The electors’ votes are set to be certified Wednesday during a joint session of Congress that is usually procedural, confirming the winner that voters and the Electoral College have already chosen.
Cruz’s effort to object could delay the certification of the results, but it will not change the election results in any US state.
Romney harshly rejected the effort, emphasising the will of the voters.
“Were Congress to actually reject state electors, partisans would inevitably demand the same any time their candidate had lost,” Romney said. “Congress, not voters in the respective states, would choose our presidents.”
Republicans planning to object are reportedly requesting a 10-day emergency audit of the election results in some states, though Romney also noted that the Trump campaign lost all of its election lawsuits and that the Justice Department found no evidence of widespread voter fraud that would change the outcome.
He also criticised Trump directly for calling on his supporters to rally in DC the day the vote would be certified, saying it could lead to “disruption, and worse.”
“I could never have imagined seeing these things in the greatest democracy in the world,” Romney said. “Has ambition so eclipsed principle?”
Sen. Pat Toomey of Pennsylvania and Sen. Lisa Murkowski of Alaska also said they would oppose the effort.
“A fundamental, defining feature of a democratic republic is the right of the people to elect their own leaders,” Toomey said in a series of tweets on Saturday.
He said the attempt by Cruz and others to overturn the election results “directly undermines this right.”
Toomey said the senators are justifying their objection by citing allegations of fraud, but that “allegations of fraud by a losing campaign cannot justify overturning an election.” He also said judges across the US have determined the allegations of fraud were not supported by evidence.
He said he voted for Trump, but that he plans “to vigorously defend our form of government by opposing this effort to disenfranchise millions of voters in my state and others.”

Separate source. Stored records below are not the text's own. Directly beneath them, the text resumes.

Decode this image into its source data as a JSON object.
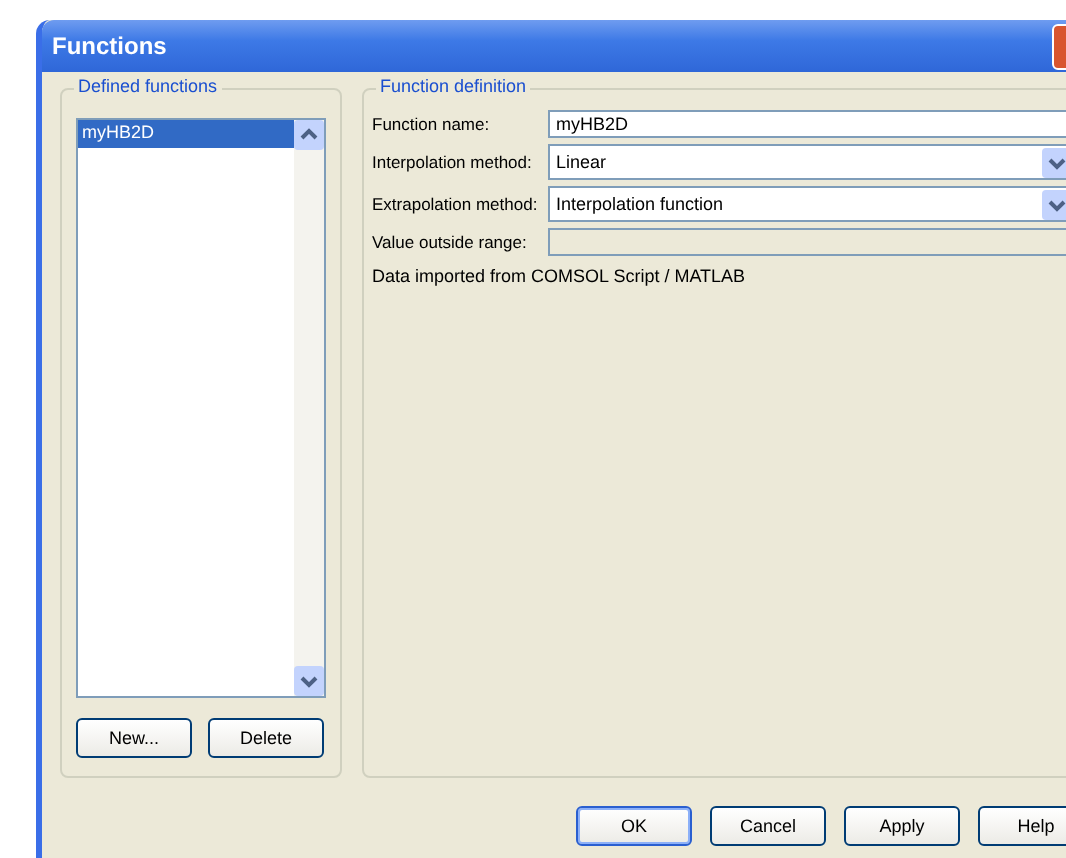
{
  "window": {
    "title": "Functions"
  },
  "defined_functions": {
    "legend": "Defined functions",
    "items": [
      {
        "label": "myHB2D",
        "selected": true
      }
    ],
    "buttons": [
      "New...",
      "Delete"
    ]
  },
  "function_definition": {
    "legend": "Function definition",
    "fields": [
      {
        "kind": "text",
        "label": "Function name:",
        "value": "myHB2D",
        "disabled": false
      },
      {
        "kind": "select",
        "label": "Interpolation method:",
        "value": "Linear",
        "disabled": false
      },
      {
        "kind": "select",
        "label": "Extrapolation method:",
        "value": "Interpolation function",
        "disabled": false
      },
      {
        "kind": "text",
        "label": "Value outside range:",
        "disabled": true
      }
    ],
    "note": "Data imported from COMSOL Script / MATLAB"
  },
  "buttons": [
    {
      "label": "OK",
      "default": true
    },
    {
      "label": "Cancel",
      "default": false
    },
    {
      "label": "Apply",
      "default": false
    },
    {
      "label": "Help",
      "default": false
    }
  ]
}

Murkowski also said in a statement Saturday that she will vote to affirm the Electoral College results and urged senators of both parties to do the same.

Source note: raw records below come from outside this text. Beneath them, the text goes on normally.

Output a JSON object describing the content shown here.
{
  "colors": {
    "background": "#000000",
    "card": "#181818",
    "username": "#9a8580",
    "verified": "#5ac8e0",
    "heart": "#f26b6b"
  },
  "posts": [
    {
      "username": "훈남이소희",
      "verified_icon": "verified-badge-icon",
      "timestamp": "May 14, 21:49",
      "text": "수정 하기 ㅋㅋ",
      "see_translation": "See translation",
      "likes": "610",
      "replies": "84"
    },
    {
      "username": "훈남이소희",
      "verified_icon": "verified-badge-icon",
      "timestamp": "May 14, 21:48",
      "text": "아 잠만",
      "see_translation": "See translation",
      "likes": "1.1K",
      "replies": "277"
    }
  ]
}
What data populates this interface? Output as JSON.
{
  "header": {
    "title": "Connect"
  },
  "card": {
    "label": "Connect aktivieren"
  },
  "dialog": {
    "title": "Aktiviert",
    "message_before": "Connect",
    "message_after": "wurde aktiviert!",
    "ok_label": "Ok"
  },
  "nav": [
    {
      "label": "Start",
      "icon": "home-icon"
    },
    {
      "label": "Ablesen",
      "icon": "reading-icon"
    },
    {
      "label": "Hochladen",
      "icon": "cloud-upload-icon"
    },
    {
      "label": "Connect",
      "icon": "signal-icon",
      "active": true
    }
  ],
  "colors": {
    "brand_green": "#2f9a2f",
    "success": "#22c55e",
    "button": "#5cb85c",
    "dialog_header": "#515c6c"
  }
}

“The courts and state legislatures have all honoured their duty to hear legal allegations and have found nothing to warrant overturning the results,” she said.
Republicans who reportedly plan to object to the certification of the results include Cruz, Sens. Ron Johnson of Wisconsin, James Lankford of Oklahoma, Steve Daines of Montana, John Kennedy of Louisiana, Marsha Blackburn of Tennessee, Mike Braun of Indiana, and Sens.-elect Cynthia Lummis of Wyoming, Roger Marshall of Kansas, Bill Hagerty of Tennessee, and Tommy Tuberville of Alabama.
Sen. Josh Hawley of Missouri also said on Wednesday that he intends to object.
In an email to GOP senators Saturday night, Hawley called the recent comments “shameless personal attacks,” Politico reported. Toomey specifically named Hawley in his comments about undermining democracy.
“We should avoid putting words into each other’s mouths and making unfounded claims about the intentions of our fellow senators,” Hawley said, according to Politico. “I never claim to speak for another senator, but I do speak for my constituents when they raise legitimate concerns about issues as important as the fairness of our elections.”